WHAT YOU NEED TO DO
Set down every record below exactly as it stands.

RECORDS TO USE

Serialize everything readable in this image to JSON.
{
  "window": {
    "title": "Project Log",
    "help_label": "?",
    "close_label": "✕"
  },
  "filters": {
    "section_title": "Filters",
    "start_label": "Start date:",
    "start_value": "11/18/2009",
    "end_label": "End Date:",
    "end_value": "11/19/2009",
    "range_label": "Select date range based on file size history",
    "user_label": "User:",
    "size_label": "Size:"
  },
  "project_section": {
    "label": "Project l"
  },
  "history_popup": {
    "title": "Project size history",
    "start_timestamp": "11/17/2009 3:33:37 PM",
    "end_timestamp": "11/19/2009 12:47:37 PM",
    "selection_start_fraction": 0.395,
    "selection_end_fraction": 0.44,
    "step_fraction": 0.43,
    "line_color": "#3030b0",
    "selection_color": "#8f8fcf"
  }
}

RESPONSE TO THE TASK
Serialize everything readable in this image to JSON.
{
  "window": {
    "title": "Project Log",
    "help_label": "?",
    "close_label": "✕"
  },
  "filters": {
    "section_title": "Filters",
    "start_label": "Start date:",
    "start_value": "11/18/2009",
    "end_label": "End Date:",
    "end_value": "11/19/2009",
    "range_label": "Select date range based on file size history",
    "user_label": "User:",
    "size_label": "Size:"
  },
  "project_section": {
    "label": "Project l"
  },
  "history_popup": {
    "title": "Project size history",
    "start_timestamp": "11/17/2009 3:33:37 PM",
    "end_timestamp": "11/19/2009 12:47:37 PM",
    "selection_start_fraction": 0.395,
    "selection_end_fraction": 0.44,
    "step_fraction": 0.43,
    "line_color": "#3030b0",
    "selection_color": "#8f8fcf"
  }
}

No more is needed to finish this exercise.